Two more deaths may be linked to contaminated medical scopes
Two patients died and six more were sickened in a new outbreak suspected of being caused by contaminated medical scopes, according to a regulatory report by device manufacturer Olympus Corp.
The report shows that hospitals are continuing to use a device that was recalled in January, which experts have found to be extremely difficult to disinfect. The name and location of the hospital was not revealed in the report.
“It’s overwhelming,” said Glenn Smith, whose 19-year-old son nearly died after being sickened with a superbug from a scope at UCLA’s Ronald Reagan Medical Center in late 2014. “They’ve known about this for so long and people are still dying.”
In January, a U.S. Senate investigation said that the device known as the duodenoscope had been linked to at least 25 outbreaks worldwide. Three of the outbreaks happened at Los Angeles-area hospitals, including Cedars-Sinai and UCLA, where three patients died.
One day after the findings of the investigation were released, Olympus said it was recalling the reusable scope and replacing one of its internal mechanisms that could allow bacteria to remain trapped inside after cleaning.
The scope that the hospital used to treat the eight patients in the new report had not yet been sent back under Olympus’ recall.
Olympus said Friday that it had begun replacing the scopes known as model number TJF-Q180V in February. The company said it expects to have all 4,400 scopes in use by hospitals and clinics recalled by August.

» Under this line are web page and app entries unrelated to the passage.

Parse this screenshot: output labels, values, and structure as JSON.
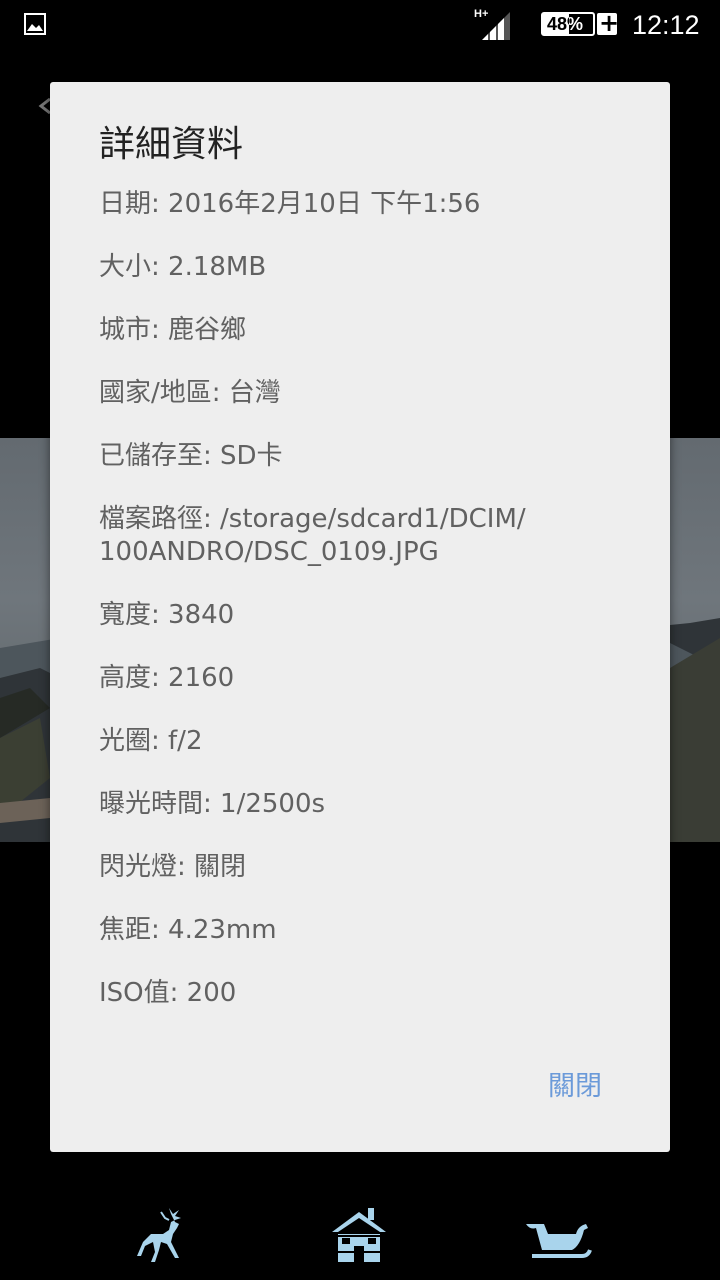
{
  "status_bar": {
    "network_type": "H+",
    "battery_percent": "48%",
    "charging_symbol": "+",
    "time": "12:12",
    "icons": [
      "gallery-icon",
      "signal-icon",
      "battery-icon"
    ]
  },
  "dialog": {
    "title": "詳細資料",
    "details": [
      "日期: 2016年2月10日 下午1:56",
      "大小: 2.18MB",
      "城市: 鹿谷鄉",
      "國家/地區: 台灣",
      "已儲存至: SD卡",
      "檔案路徑: /storage/sdcard1/DCIM/\n100ANDRO/DSC_0109.JPG",
      "寬度: 3840",
      "高度: 2160",
      "光圈: f/2",
      "曝光時間: 1/2500s",
      "閃光燈: 關閉",
      "焦距: 4.23mm",
      "ISO值: 200"
    ],
    "close_label": "關閉"
  },
  "bottom_nav": {
    "icons": [
      "reindeer-icon",
      "house-icon",
      "sleigh-icon"
    ],
    "accent_color": "#a9d4ec"
  },
  "colors": {
    "dialog_bg": "#eeeeee",
    "title_text": "#222222",
    "detail_text": "#616161",
    "button_text": "#6b9ad9"
  }
}
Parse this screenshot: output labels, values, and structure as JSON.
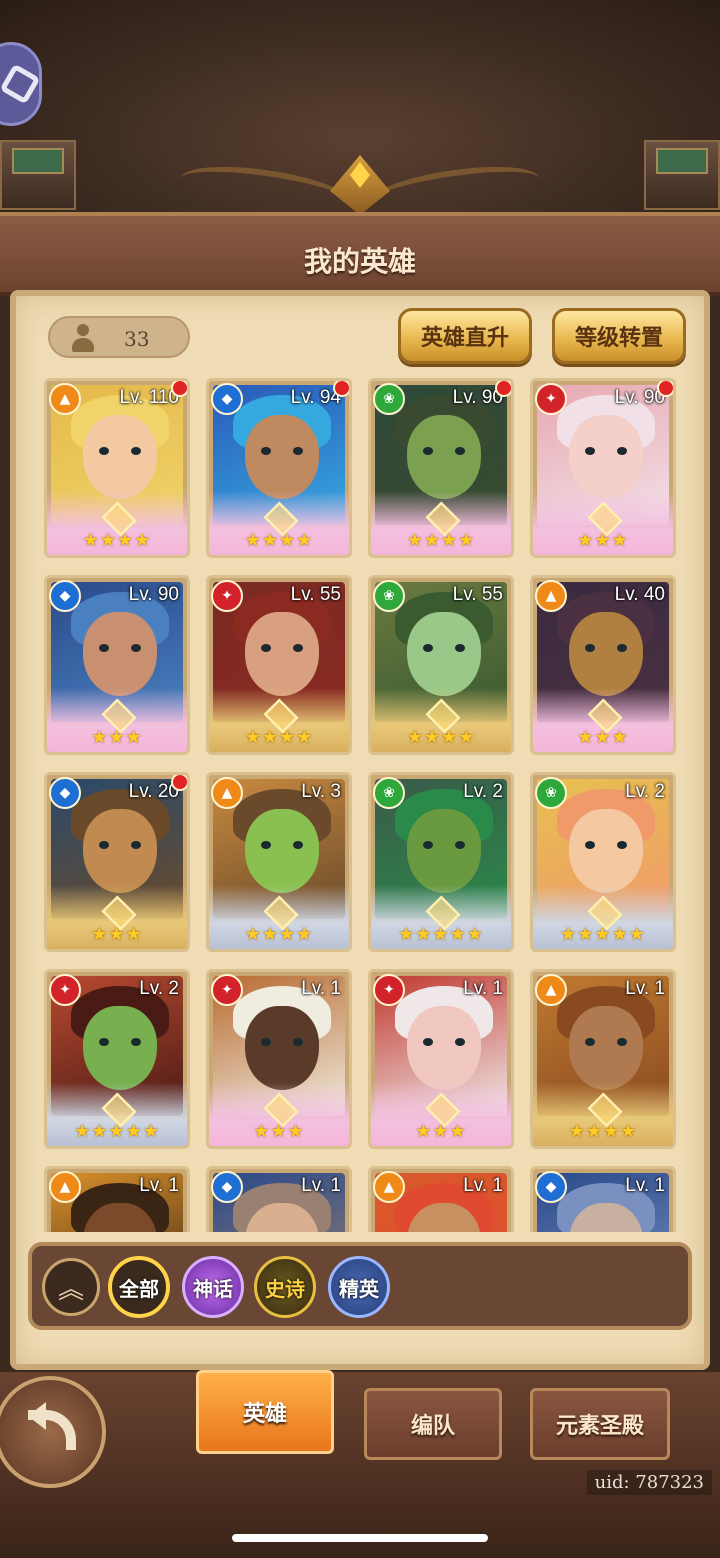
{
  "header": {
    "title": "我的英雄"
  },
  "toolbar": {
    "hero_count": "33",
    "instant_upgrade_label": "英雄直升",
    "level_transfer_label": "等级转置"
  },
  "heroes": [
    {
      "level": "Lv. 110",
      "element": "light",
      "stars": "★★★★",
      "rarity": "mythic",
      "notify": true,
      "palette": [
        "#e4b84a",
        "#f2c9a0",
        "#f0d46a"
      ]
    },
    {
      "level": "Lv. 94",
      "element": "water",
      "stars": "★★★★",
      "rarity": "mythic",
      "notify": true,
      "palette": [
        "#2a5ab8",
        "#c08a60",
        "#36a8e0"
      ]
    },
    {
      "level": "Lv. 90",
      "element": "wind",
      "stars": "★★★★",
      "rarity": "mythic",
      "notify": true,
      "palette": [
        "#2e4a3a",
        "#7aa050",
        "#3a4a30"
      ]
    },
    {
      "level": "Lv. 90",
      "element": "fire",
      "stars": "★★★",
      "rarity": "mythic",
      "notify": true,
      "palette": [
        "#e8a8b0",
        "#f4d0c8",
        "#f2e0e8"
      ]
    },
    {
      "level": "Lv. 90",
      "element": "water",
      "stars": "★★★",
      "rarity": "mythic",
      "notify": false,
      "palette": [
        "#2a4a8a",
        "#c89070",
        "#4a80c0"
      ]
    },
    {
      "level": "Lv. 55",
      "element": "fire",
      "stars": "★★★★",
      "rarity": "epic",
      "notify": false,
      "palette": [
        "#7a2a24",
        "#d8a080",
        "#8a2a20"
      ]
    },
    {
      "level": "Lv. 55",
      "element": "wind",
      "stars": "★★★★",
      "rarity": "epic",
      "notify": false,
      "palette": [
        "#6a7a40",
        "#9ac888",
        "#3a5a30"
      ]
    },
    {
      "level": "Lv. 40",
      "element": "light",
      "stars": "★★★",
      "rarity": "mythic",
      "notify": false,
      "palette": [
        "#3a2a40",
        "#b08040",
        "#4a3040"
      ]
    },
    {
      "level": "Lv. 20",
      "element": "water",
      "stars": "★★★",
      "rarity": "epic",
      "notify": true,
      "palette": [
        "#2a4a6a",
        "#c08a50",
        "#6a4a2a"
      ]
    },
    {
      "level": "Lv. 3",
      "element": "light",
      "stars": "★★★★",
      "rarity": "elite",
      "notify": false,
      "palette": [
        "#c88a40",
        "#8ac050",
        "#6a4a2a"
      ]
    },
    {
      "level": "Lv. 2",
      "element": "wind",
      "stars": "★★★★★",
      "rarity": "elite",
      "notify": false,
      "palette": [
        "#3a5a4a",
        "#6a9a40",
        "#2a8a4a"
      ]
    },
    {
      "level": "Lv. 2",
      "element": "wind",
      "stars": "★★★★★",
      "rarity": "elite",
      "notify": false,
      "palette": [
        "#e8c050",
        "#f4c8a0",
        "#f09a6a"
      ]
    },
    {
      "level": "Lv. 2",
      "element": "fire",
      "stars": "★★★★★",
      "rarity": "elite",
      "notify": false,
      "palette": [
        "#b84a30",
        "#78b050",
        "#4a1a14"
      ]
    },
    {
      "level": "Lv. 1",
      "element": "fire",
      "stars": "★★★",
      "rarity": "mythic",
      "notify": false,
      "palette": [
        "#b86a30",
        "#5a3a28",
        "#f0ece0"
      ]
    },
    {
      "level": "Lv. 1",
      "element": "fire",
      "stars": "★★★",
      "rarity": "mythic",
      "notify": false,
      "palette": [
        "#c03a30",
        "#f0c8c0",
        "#f0e8e8"
      ]
    },
    {
      "level": "Lv. 1",
      "element": "light",
      "stars": "★★★★",
      "rarity": "epic",
      "notify": false,
      "palette": [
        "#c07a30",
        "#b07a50",
        "#8a4a20"
      ]
    },
    {
      "level": "Lv. 1",
      "element": "light",
      "stars": "",
      "rarity": "epic",
      "notify": false,
      "palette": [
        "#d8902a",
        "#7a4a2a",
        "#3a2414"
      ]
    },
    {
      "level": "Lv. 1",
      "element": "water",
      "stars": "",
      "rarity": "epic",
      "notify": false,
      "palette": [
        "#2a4a8a",
        "#d8b090",
        "#9a8070"
      ]
    },
    {
      "level": "Lv. 1",
      "element": "light",
      "stars": "",
      "rarity": "epic",
      "notify": false,
      "palette": [
        "#d85a2a",
        "#c89060",
        "#e04a30"
      ]
    },
    {
      "level": "Lv. 1",
      "element": "water",
      "stars": "",
      "rarity": "epic",
      "notify": false,
      "palette": [
        "#2a4a8a",
        "#c8b0a0",
        "#7a90c0"
      ]
    }
  ],
  "filters": {
    "all_label": "全部",
    "mythic_label": "神话",
    "epic_label": "史诗",
    "elite_label": "精英",
    "selected": "全部"
  },
  "tabs": {
    "heroes_label": "英雄",
    "team_label": "编队",
    "shrine_label": "元素圣殿",
    "active": "英雄"
  },
  "footer": {
    "uid": "uid: 787323"
  }
}
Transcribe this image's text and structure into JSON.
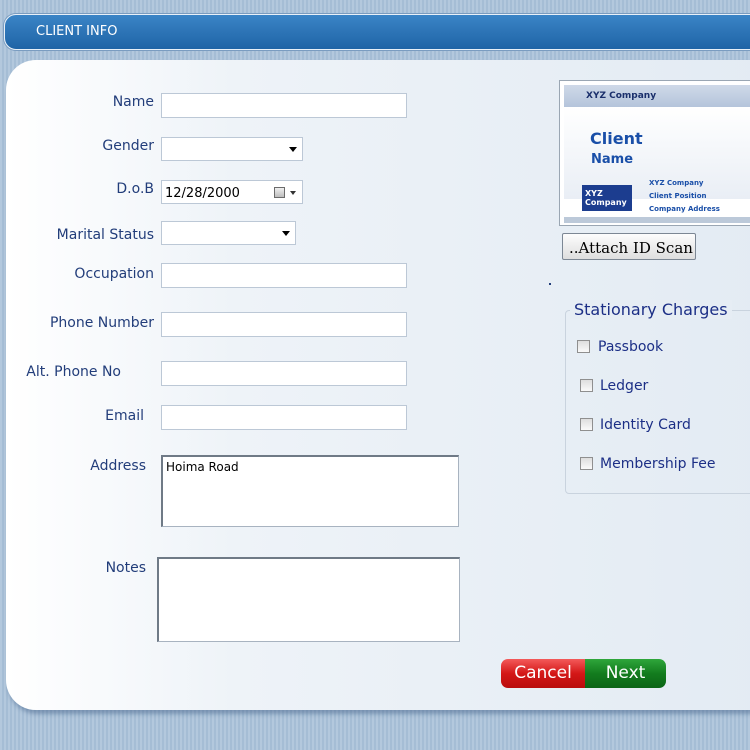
{
  "header": {
    "title": "CLIENT INFO"
  },
  "form": {
    "name_label": "Name",
    "gender_label": "Gender",
    "dob_label": "D.o.B",
    "dob_value": "12/28/2000",
    "marital_label": "Marital Status",
    "occupation_label": "Occupation",
    "phone_label": "Phone Number",
    "alt_phone_label": "Alt. Phone No",
    "email_label": "Email",
    "address_label": "Address",
    "address_value": "Hoima Road",
    "notes_label": "Notes"
  },
  "id_card": {
    "company": "XYZ Company",
    "client": "Client",
    "name": "Name",
    "logo_line1": "XYZ",
    "logo_line2": "Company",
    "info1": "XYZ Company",
    "info2": "Client Position",
    "info3": "Company Address"
  },
  "attach_button": "..Attach ID Scan",
  "stationary": {
    "title": "Stationary Charges",
    "items": [
      "Passbook",
      "Ledger",
      "Identity Card",
      "Membership Fee"
    ]
  },
  "buttons": {
    "cancel": "Cancel",
    "next": "Next"
  },
  "colors": {
    "header": "#2a73b7",
    "label": "#223d7a",
    "cancel": "#d41717",
    "next": "#137c1e"
  }
}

Lawrence Muscarella, a medical safety expert in Montgomeryville, Pa., said hospitals should be warning patients before each scope procedure about the risk of an untreatable infection and whether the hospital is still using a device involved in the recall. He said he has not seen those warnings in forms that hospitals require patients to sign before a scope procedure.
Muscarella pointed out that the outbreak had been reported to the FDA by Olympus and not by the hospital.
Under federal law, hospitals must file a report to the FDA within 10 days of becoming aware that a medical device had caused a death.
The Senate investigation found that not one of the 16 or more American hospitals where patients were sickened appeared to have properly filed the required federal report.
Muscarella said the secrecy surrounding the outbreaks means that the public probably will never know how many patients died from infections tied to the scopes.
“The number of patients infected and killed … could be orders of magnitude higher,” he said.
In California, hospitals are required to report unusual events such as outbreaks to state health officials, but face no financial penalty if they don’t.
Deborah Kotz, an FDA spokeswoman, said the agency could not disclose the name of the hospital. Federal law prohibits such disclosure to protect the privacy of patients’ personal and medical files, she said.
“The FDA takes very seriously any deaths or serious injuries that are reported,” Kotz said. The agency is examining each report that has been filed, she said, and requesting additional information when necessary.
The duodenoscope is a long snakelike tube with a tiny camera on its tip. It is used nearly 700,000 times a year in the U.S. to treat cancer and other problems in the digestive tract. The procedure known as ERCP, or endoscopic retrograde cholangiopancreatography, can avoid surgeries.
Doctors also use the scope to diagnose conditions, a process that could be done in some cases with less invasive tests like an MRI.
Tokyo-based Olympus sells 85% of the duodenoscopes used by American hospitals. The other manufacturers are Pentax and Fujifilm. Their scopes have also been linked to outbreaks.
The FDA and Olympus have advised hospitals to take additional steps in cleaning the device to reduce the risk of infection. Yet hospitals are continuing to report that scopes remain contaminated after cleaning.
In the latest report, the hospital had been using an automatic washer sold by Olympus to clean its scopes. The washer was returned to Olympus for evaluation, according to the report.
Olympus said it was notified of the outbreak Jan. 26. The company said the hospital was doing an autopsy on the two patients who died to determine their cause of death.
Olympus said an independent lab found Stenotrophomonas maltophilia — a dangerous bacteria that resists many antibiotics — inside the scope’s suction channel.
The scope had been used almost 800 times by the hospital, the report said. It was purchased in June 2012 and last repaired by Olympus in August 2014.
Olympus technicians found cracks in the device and brown stains inside, the company said in the report.
Follow me on Twitter @MelodyPetersen
Your guide to our new economic reality.
Get our free business newsletter for insights and tips for getting by.
You may occasionally receive promotional content from the Los Angeles Times.